I know how difficult it can be - I once had a party where one guest verbally assaulted another. It wasn't as blatant as, say, racial slurs but he was absolutely very angry about racial dynamics that had impacted his life in the past. While I have sympathy for that, it was no excuse to go after my friend as an individual, who had done nothing wrong, because he happened to belong to the group he maligned. I did try to stand up to him, tell him to stop, insist on changing the subject. He wouldn't. I didn't like him very much - he was my friend's boyfriend, not my friend. I felt later that I should have physically stood up and, regardless of how it might make his girlfriend (my friend) feel, tell him he must either stop immediately or leave. He did eventually stop without my having to do that, but I should have taken a firmer stand. So I get it, it's hard to do. That's why it is imperative that people of good character look back on their mistakes and missteps and consider the future, and how they might be better people with firmer spines. Even when it's uncomfortable. Even when more than one friend is involved.

It's different because there is often a language barrier. Not in this case, but getting local authorities involved can be difficult in cases where the victim doesn't speak Chinese well.

It's different because there are so few expat women compared to men: no clear numbers seem to be available but it has been estimated that the split is something like 70/30.  A lot of men I know don't know very many Western women who aren't me. A lot of women I know complain that it's hard to connect with other women. Because so often women have to push men to do the right thing in these cases, yet there are so few women and events are likely to be predominantly men, it can be harder to get that support. There is a greater chance of the women being shouted down simply because there are fewer of them, and events that are mostly men can at times take on a bit of a sausage-fest feel like the aforementioned photography club, which further alienates women from attending. Even at work, at most workplaces - because I freelance - I am one of maybe two female teachers at most. At times I have been the only one. I do not think my male coworkers are threatening in any way, but the disparity is noticeable and it does mean I have to, say, fight a bit harder for a fair, not-sexist dress code when the guys don't see what's wrong with what's already written, just to take one example.

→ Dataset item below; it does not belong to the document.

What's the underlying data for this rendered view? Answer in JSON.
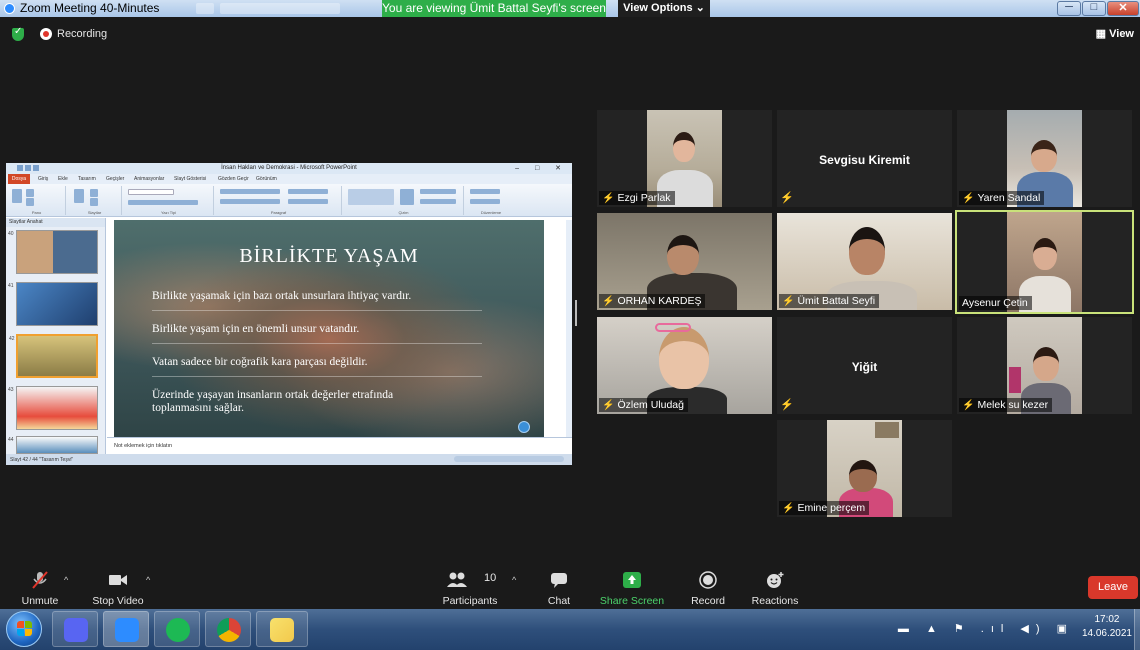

And finally, it's different because it's so easy to default to the excuse of "cultural differences" even when it's complete nonsense. There is no "cultural difference" that allows sexual assault, both cultures understand quite well the line between silly flirting and straight-up harassment or groping. Go ahead and read up on my experience being nominally annoyed by two teenage boys at an all-night aboriginal festival here (you have to scroll to find the story) to see an example of how good, spineful people of wildly different cultures understand what needs to be done.

This guy gets it. That means it is possible to improve things.

To end on a positive note, something I have noted is that when women do turn to other women in this community, the response is overwhelmingly supportive. When we come together and talk, things do get done because we stand by each other as we fight our respective battles. This, and not "oh it's not my responsibility wah wah wah if you don't feel safe don't come but everyone is welcome and maybe it was cultural differences he's just friendly wah". I seek out supportive people.

In a general sense I need to say this: gropers and the invertebrates of poor moral fiber who don't think they need to be a part of a cohesive society that works to end sexual assault by standing the fuck up? Jellyfish who'd rather flit away, transparent, on whatever wave takes them away from discomfort when they could have done something?

They are no friends of mine.